In those conditions, engineering a comeback ranges from very difficult to impossible. It wasn’t quite a miracle, but Zennström managed the impossible in the second race of the day, losing by just one second in the tightest of finishes with Spain’s Bribón,

That sent Gonzalo Araujo into the clubhouse leading the Murcia Trophy, but with much tricky racing still to come.

Not so for the series leader, Quantum, skippered by Ed Baird, who posted a very satisfactory second in the opening race but then struggled in the second, finishing 6th as his main rival, Markus Wieser’s Container, a sistership to Rán, restored some pride with a third in the second race to add to a fourth in the day’s opener.

“I am happy with thirds,” Baird had said of the opening race. He would, therefore, have been unhappy.

There is a new team from Australia on the Soto 40 block, dipping its toe in the Mediterranean ahead of what is hoped to be a full season campaign next year and oozing youth and optimism.

Its skipper, Brent  Fowler is just 23 and the average age of the crew, including Malaysian sail trimmer Tiffany Koo, is 24 pushed up because the oldest is 31.

Fowler ignored superstition by winning the practice race but was pipped into third in the first race of the regatta proper when Kevin Sproul, running Tony Buckingham’s Ngoni, spotted an inside track to the finish line of a race won by Iñaki Castañer at the helm of Noticia IV.

Fowler would like the campaign to be pan-Australian but is also talking to potential sponsors, for what is likely to be an AUS$500,000 push, in W. Australia, where the mining boom is roaring along.

He plans to continue training during the winter and then come back to Europe and either an existing or new boat for a month of training ahead of the 2012 circuit.

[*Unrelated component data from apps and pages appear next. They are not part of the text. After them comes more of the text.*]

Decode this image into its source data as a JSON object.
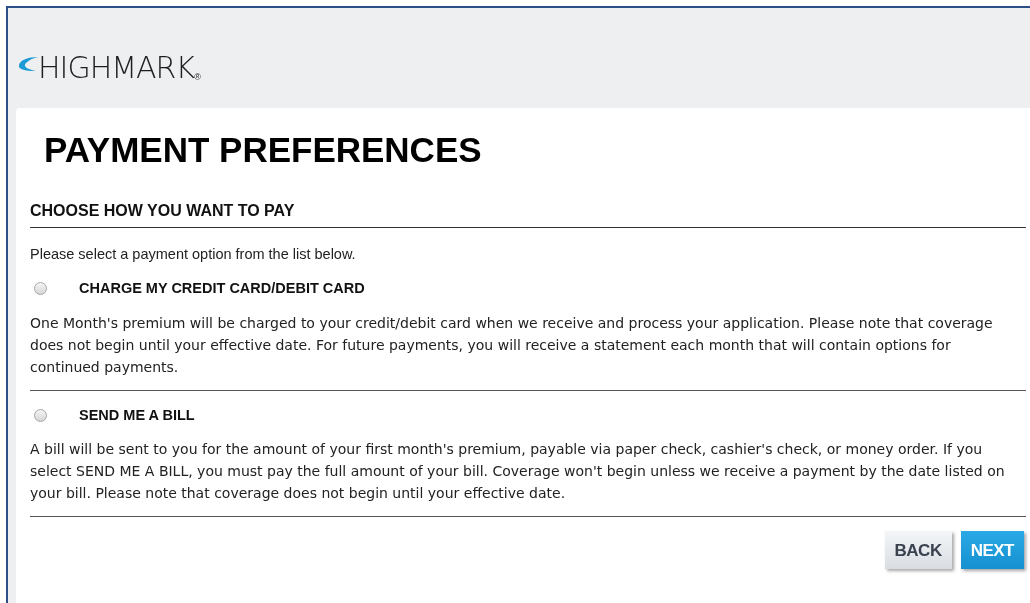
{
  "logo": {
    "wordmark": "HIGHMARK",
    "registered": "®"
  },
  "page_title": "PAYMENT PREFERENCES",
  "section": {
    "heading": "CHOOSE HOW YOU WANT TO PAY",
    "instruction": "Please select a payment option from the list below."
  },
  "options": [
    {
      "label": "CHARGE MY CREDIT CARD/DEBIT CARD",
      "selected": false,
      "description": "One Month's premium will be charged to your credit/debit card when we receive and process your application. Please note that coverage does not begin until your effective date. For future payments, you will receive a statement each month that will contain options for continued payments."
    },
    {
      "label": "SEND ME A BILL",
      "selected": false,
      "description": "A bill will be sent to you for the amount of your first month's premium, payable via paper check, cashier's check, or money order. If you select SEND ME A BILL, you must pay the full amount of your bill. Coverage won't begin unless we receive a payment by the date listed on your bill. Please note that coverage does not begin until your effective date."
    }
  ],
  "buttons": [
    {
      "label": "BACK",
      "kind": "secondary"
    },
    {
      "label": "NEXT",
      "kind": "primary"
    }
  ]
}
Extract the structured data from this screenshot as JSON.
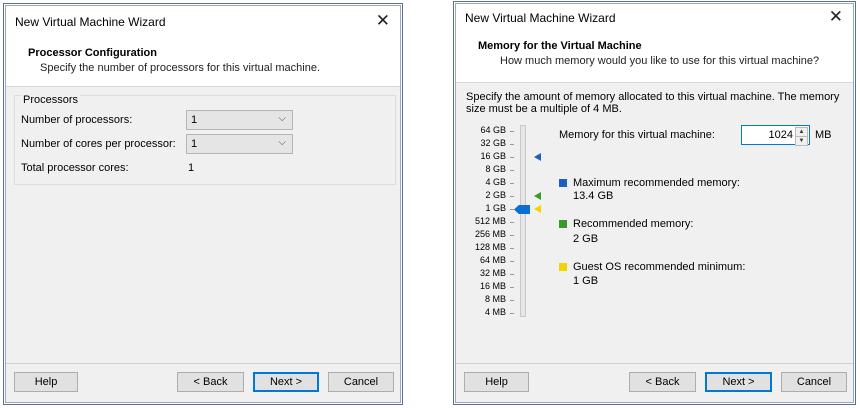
{
  "left_dialog": {
    "title": "New Virtual Machine Wizard",
    "header_title": "Processor Configuration",
    "header_sub": "Specify the number of processors for this virtual machine.",
    "group_label": "Processors",
    "num_processors_label": "Number of processors:",
    "num_processors_value": "1",
    "cores_label": "Number of cores per processor:",
    "cores_value": "1",
    "total_label": "Total processor cores:",
    "total_value": "1",
    "buttons": {
      "help": "Help",
      "back": "< Back",
      "next": "Next >",
      "cancel": "Cancel"
    }
  },
  "right_dialog": {
    "title": "New Virtual Machine Wizard",
    "header_title": "Memory for the Virtual Machine",
    "header_sub": "How much memory would you like to use for this virtual machine?",
    "instructions": "Specify the amount of memory allocated to this virtual machine. The memory size must be a multiple of 4 MB.",
    "scale": [
      "64 GB",
      "32 GB",
      "16 GB",
      "8 GB",
      "4 GB",
      "2 GB",
      "1 GB",
      "512 MB",
      "256 MB",
      "128 MB",
      "64 MB",
      "32 MB",
      "16 MB",
      "8 MB",
      "4 MB"
    ],
    "memory_label": "Memory for this virtual machine:",
    "memory_value": "1024",
    "memory_unit": "MB",
    "max_label": "Maximum recommended memory:",
    "max_value": "13.4 GB",
    "rec_label": "Recommended memory:",
    "rec_value": "2 GB",
    "min_label": "Guest OS recommended minimum:",
    "min_value": "1 GB",
    "colors": {
      "max": "#1f5fbf",
      "recommended": "#3a9a2a",
      "minimum": "#f2d500",
      "slider": "#0a6fd1"
    },
    "buttons": {
      "help": "Help",
      "back": "< Back",
      "next": "Next >",
      "cancel": "Cancel"
    }
  }
}
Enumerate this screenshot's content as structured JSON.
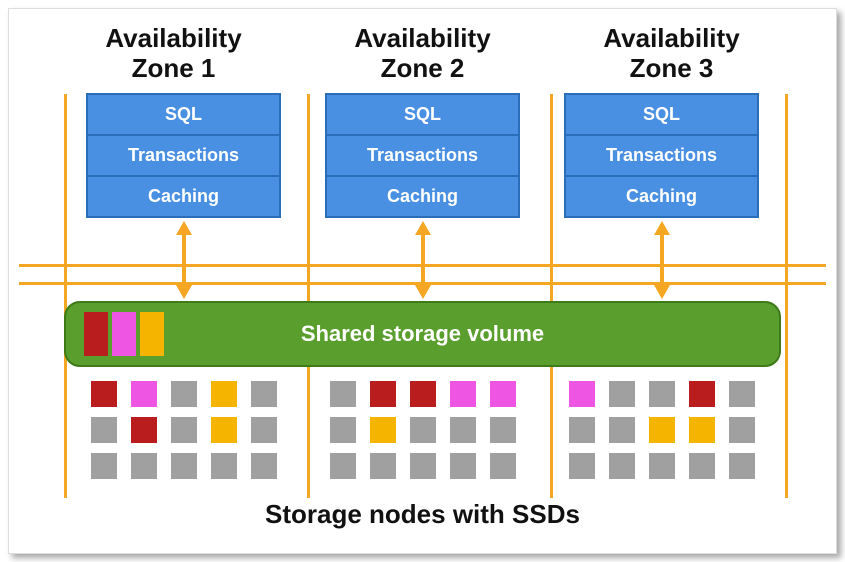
{
  "zones": [
    {
      "title": "Availability\nZone 1"
    },
    {
      "title": "Availability\nZone 2"
    },
    {
      "title": "Availability\nZone 3"
    }
  ],
  "db_layers": [
    "SQL",
    "Transactions",
    "Caching"
  ],
  "volume": {
    "label": "Shared storage volume",
    "blocks": [
      "red",
      "magenta",
      "yellow"
    ]
  },
  "node_groups": [
    [
      "red",
      "magenta",
      "gray",
      "yellow",
      "gray",
      "gray",
      "red",
      "gray",
      "yellow",
      "gray",
      "gray",
      "gray",
      "gray",
      "gray",
      "gray"
    ],
    [
      "gray",
      "red",
      "red",
      "magenta",
      "magenta",
      "gray",
      "yellow",
      "gray",
      "gray",
      "gray",
      "gray",
      "gray",
      "gray",
      "gray",
      "gray"
    ],
    [
      "magenta",
      "gray",
      "gray",
      "red",
      "gray",
      "gray",
      "gray",
      "yellow",
      "yellow",
      "gray",
      "gray",
      "gray",
      "gray",
      "gray",
      "gray"
    ]
  ],
  "footer": "Storage nodes with SSDs",
  "colors": {
    "red": "#b91d1d",
    "magenta": "#ee55e2",
    "yellow": "#f4b400",
    "gray": "#a0a0a0",
    "orange": "#f5a623",
    "blue": "#4a90e2",
    "green": "#5a9e2e"
  },
  "grid": {
    "vlines_x": [
      55,
      298,
      541,
      776
    ],
    "hlines_y": [
      255,
      273
    ]
  }
}
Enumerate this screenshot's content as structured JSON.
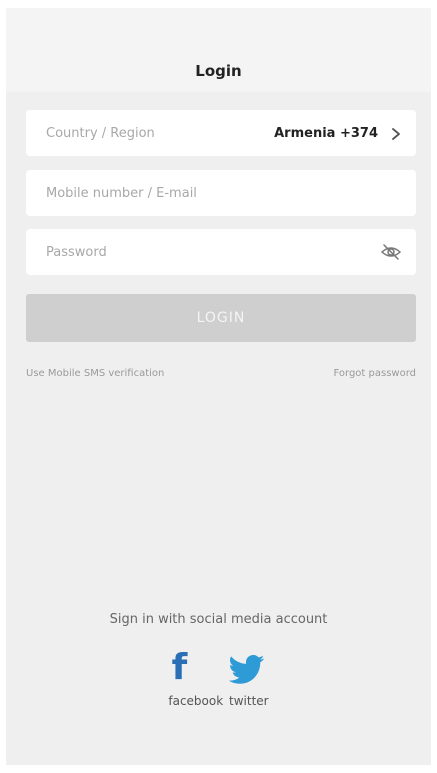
{
  "header": {
    "title": "Login"
  },
  "form": {
    "country_label": "Country / Region",
    "country_value": "Armenia +374",
    "account_placeholder": "Mobile number / E-mail",
    "password_placeholder": "Password",
    "login_label": "LOGIN",
    "sms_link": "Use Mobile SMS verification",
    "forgot_link": "Forgot password"
  },
  "social": {
    "title": "Sign in with social media account",
    "facebook_label": "facebook",
    "twitter_label": "twitter",
    "facebook_glyph": "f"
  },
  "icons": {
    "chevron": "chevron-right-icon",
    "eye": "eye-off-icon",
    "facebook": "facebook-icon",
    "twitter": "twitter-icon"
  },
  "colors": {
    "background": "#efefef",
    "login_disabled": "#cfcfcf",
    "facebook": "#2a6fb6",
    "twitter": "#2e9ad6"
  }
}
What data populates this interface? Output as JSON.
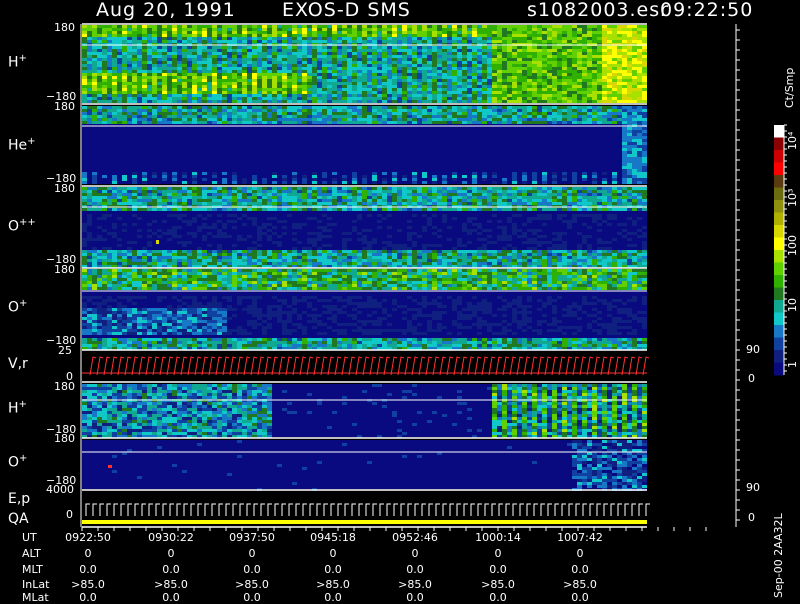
{
  "header": {
    "date": "Aug 20, 1991",
    "instrument": "EXOS-D SMS",
    "file": "s1082003.esr",
    "time": "09:22:50"
  },
  "panels": [
    {
      "label": "H",
      "sup": "+",
      "top_tick": "180",
      "bottom_tick": "−180"
    },
    {
      "label": "He",
      "sup": "+",
      "top_tick": "180",
      "bottom_tick": "−180"
    },
    {
      "label": "O",
      "sup": "++",
      "top_tick": "180",
      "bottom_tick": "−180"
    },
    {
      "label": "O",
      "sup": "+",
      "top_tick": "180",
      "bottom_tick": "−180"
    },
    {
      "label": "V,r",
      "sup": "",
      "top_tick": "25",
      "bottom_tick": "0",
      "right_top": "90",
      "right_bottom": "0"
    },
    {
      "label": "H",
      "sup": "+",
      "top_tick": "180",
      "bottom_tick": "−180"
    },
    {
      "label": "O",
      "sup": "+",
      "top_tick": "180",
      "bottom_tick": "−180"
    },
    {
      "label": "E,p",
      "label2": "QA",
      "sup": "",
      "top_tick": "4000",
      "bottom_tick": "0",
      "right_top": "90",
      "right_bottom": "0"
    }
  ],
  "colorbar": {
    "unit": "Ct/Smp",
    "labels": [
      "10⁴",
      "10³",
      "100",
      "10",
      "1"
    ],
    "colors": [
      "#ffffff",
      "#8b0000",
      "#cc0000",
      "#ff0000",
      "#5a3a10",
      "#6b6b10",
      "#8f8f10",
      "#b0b000",
      "#d8d800",
      "#ffff00",
      "#a8e000",
      "#60d000",
      "#30b000",
      "#207820",
      "#10a890",
      "#10c8c8",
      "#1878c8",
      "#1040a0",
      "#102080",
      "#0a0a80"
    ]
  },
  "footer": {
    "rows": [
      {
        "name": "UT",
        "values": [
          "0922:50",
          "0930:22",
          "0937:50",
          "0945:18",
          "0952:46",
          "1000:14",
          "1007:42"
        ]
      },
      {
        "name": "ALT",
        "values": [
          "0",
          "0",
          "0",
          "0",
          "0",
          "0",
          "0"
        ]
      },
      {
        "name": "MLT",
        "values": [
          "0.0",
          "0.0",
          "0.0",
          "0.0",
          "0.0",
          "0.0",
          "0.0"
        ]
      },
      {
        "name": "InLat",
        "values": [
          ">85.0",
          ">85.0",
          ">85.0",
          ">85.0",
          ">85.0",
          ">85.0",
          ">85.0"
        ]
      },
      {
        "name": "MLat",
        "values": [
          "0.0",
          "0.0",
          "0.0",
          "0.0",
          "0.0",
          "0.0",
          "0.0"
        ]
      }
    ],
    "stamp": "Sep-00  2AA32L"
  },
  "chart_data": {
    "type": "heatmap",
    "title": "Aug 20, 1991   EXOS-D SMS",
    "x_ticks": [
      "0922:50",
      "0930:22",
      "0937:50",
      "0945:18",
      "0952:46",
      "1000:14",
      "1007:42"
    ],
    "panels": [
      "H+",
      "He+",
      "O++",
      "O+",
      "V,r",
      "H+",
      "O+",
      "E,p QA"
    ],
    "colorbar_unit": "Ct/Smp",
    "colorbar_ticks": [
      "1",
      "10",
      "100",
      "10³",
      "10⁴"
    ]
  }
}
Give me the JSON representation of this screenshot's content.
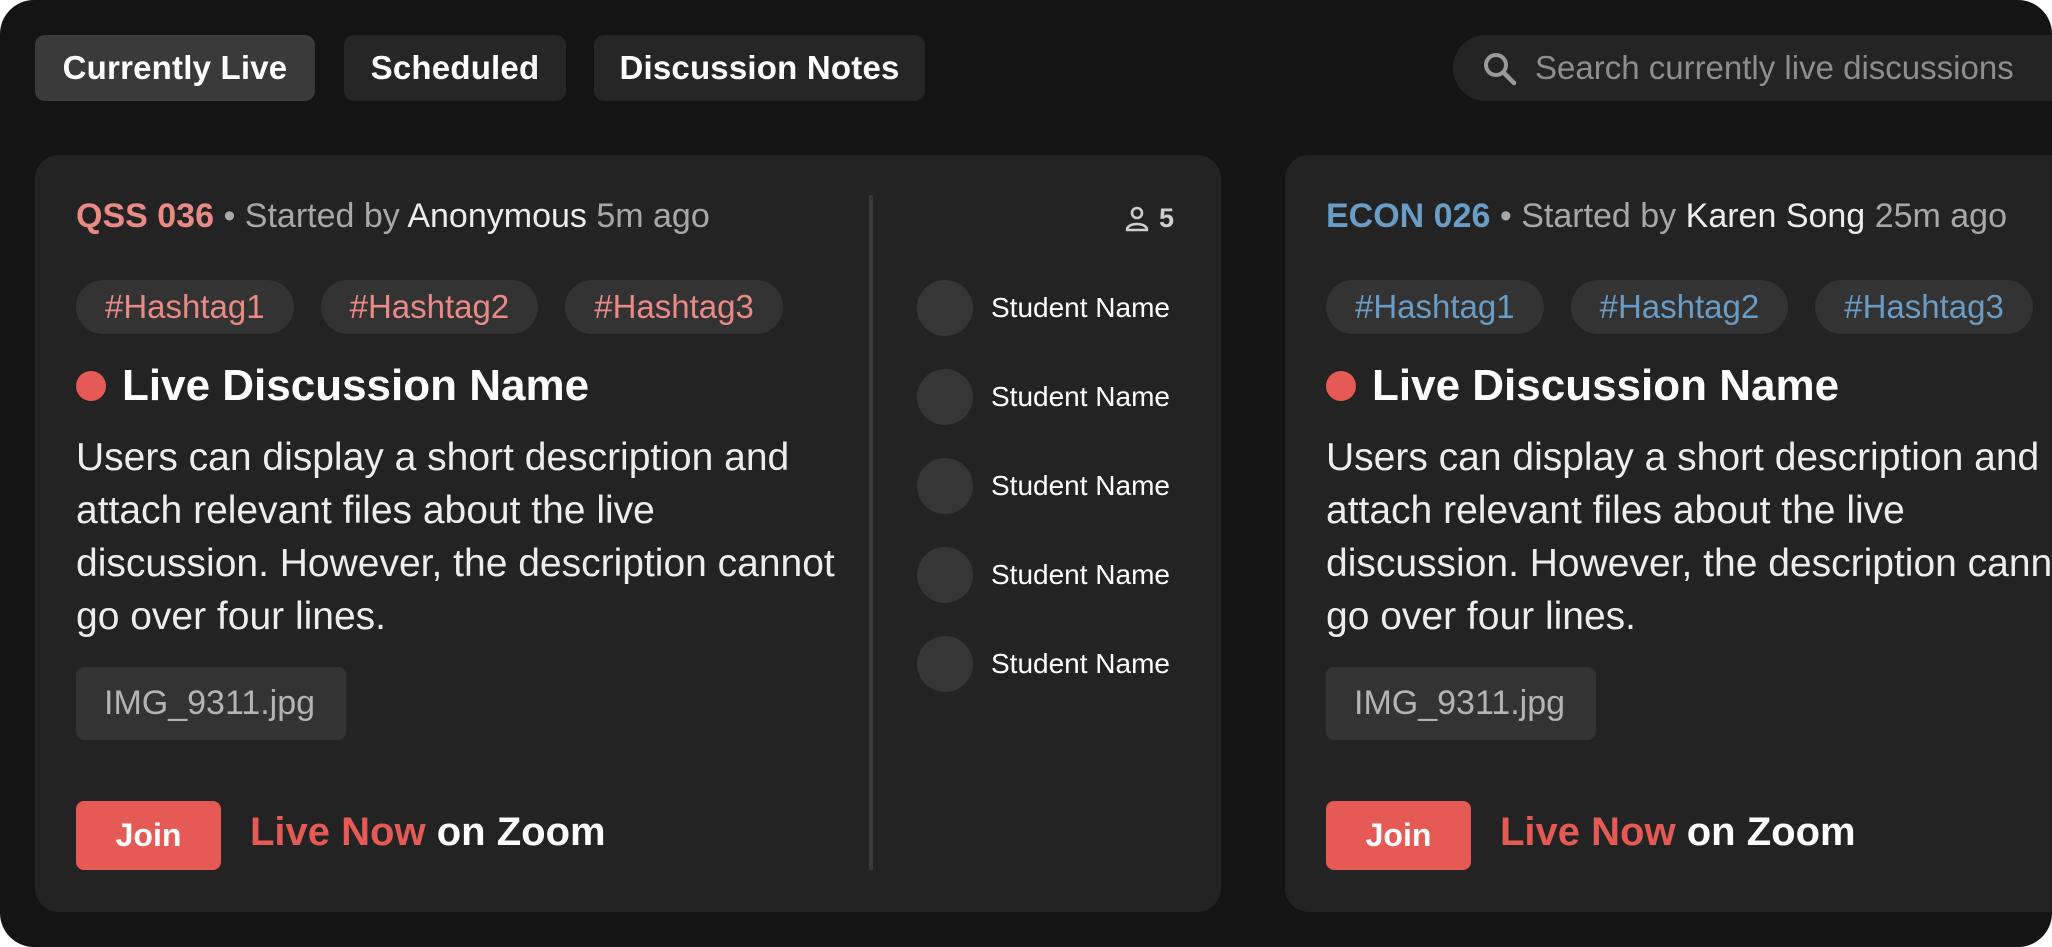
{
  "tabs": [
    {
      "label": "Currently Live",
      "active": true
    },
    {
      "label": "Scheduled",
      "active": false
    },
    {
      "label": "Discussion Notes",
      "active": false
    }
  ],
  "search": {
    "placeholder": "Search currently live discussions",
    "icon": "search-icon"
  },
  "colors": {
    "live": "#e65a55",
    "course_qss": "#ea8a85",
    "course_econ": "#6a9cc4"
  },
  "cards": [
    {
      "course": "QSS 036",
      "started_by_prefix": "• Started by",
      "author": "Anonymous",
      "time_ago": "5m ago",
      "tags": [
        "#Hashtag1",
        "#Hashtag2",
        "#Hashtag3"
      ],
      "title": "Live Discussion Name",
      "description": "Users can display a short description and attach relevant files about the live discussion. However, the description cannot go over four lines.",
      "file": "IMG_9311.jpg",
      "join_label": "Join",
      "live_now": "Live Now",
      "on_platform": "on Zoom",
      "attendee_count": "5",
      "students": [
        "Student Name",
        "Student Name",
        "Student Name",
        "Student Name",
        "Student Name"
      ]
    },
    {
      "course": "ECON 026",
      "started_by_prefix": "• Started by",
      "author": "Karen Song",
      "time_ago": "25m ago",
      "tags": [
        "#Hashtag1",
        "#Hashtag2",
        "#Hashtag3"
      ],
      "title": "Live Discussion Name",
      "description": "Users can display a short description and attach relevant files about the live discussion. However, the description cannot go over four lines.",
      "file": "IMG_9311.jpg",
      "join_label": "Join",
      "live_now": "Live Now",
      "on_platform": "on Zoom"
    }
  ]
}
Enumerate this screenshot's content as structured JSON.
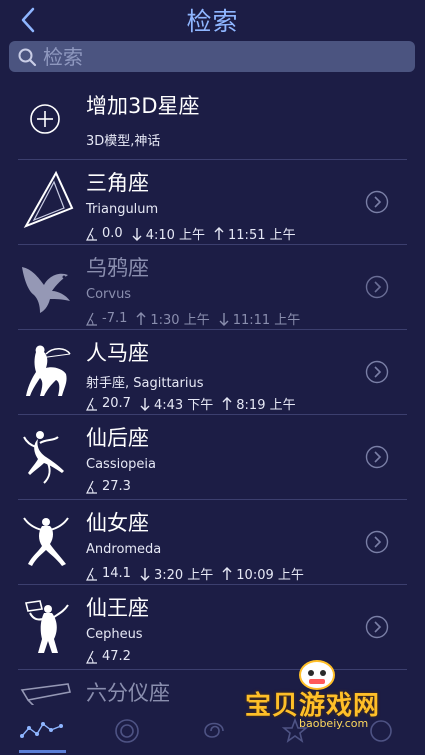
{
  "header": {
    "title": "检索"
  },
  "search": {
    "placeholder": "检索"
  },
  "add_row": {
    "title": "增加3D星座",
    "subtitle": "3D模型,神话"
  },
  "constellations": [
    {
      "name": "三角座",
      "latin": "Triangulum",
      "altitude": "0.0",
      "set_time": "4:10 上午",
      "rise_time": "11:51 上午",
      "dim": false
    },
    {
      "name": "乌鸦座",
      "latin": "Corvus",
      "altitude": "-7.1",
      "rise_time": "1:30 上午",
      "set_time": "11:11 上午",
      "dim": true
    },
    {
      "name": "人马座",
      "latin": "射手座, Sagittarius",
      "altitude": "20.7",
      "set_time": "4:43 下午",
      "rise_time": "8:19 上午",
      "dim": false
    },
    {
      "name": "仙后座",
      "latin": "Cassiopeia",
      "altitude": "27.3",
      "dim": false
    },
    {
      "name": "仙女座",
      "latin": "Andromeda",
      "altitude": "14.1",
      "set_time": "3:20 上午",
      "rise_time": "10:09 上午",
      "dim": false
    },
    {
      "name": "仙王座",
      "latin": "Cepheus",
      "altitude": "47.2",
      "dim": false
    },
    {
      "name": "六分仪座",
      "dim": true
    }
  ],
  "watermark": {
    "text": "宝贝游戏网",
    "url": "baobeiy.com"
  },
  "icons": {
    "back": "chevron-left-icon",
    "search": "search-icon",
    "add": "plus-circle-icon",
    "altitude": "altitude-angle-icon",
    "arrow_down": "arrow-down-icon",
    "arrow_up": "arrow-up-icon",
    "chevron": "chevron-right-circle-icon"
  },
  "colors": {
    "background": "#1c1d45",
    "accent": "#8fb6ff",
    "search_bg": "#4b5480",
    "tab_active": "#5b7fd6"
  }
}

The Australians did their cause no good by jumping the gun at the start of the second race, but Sproul sailed a scorcher to win.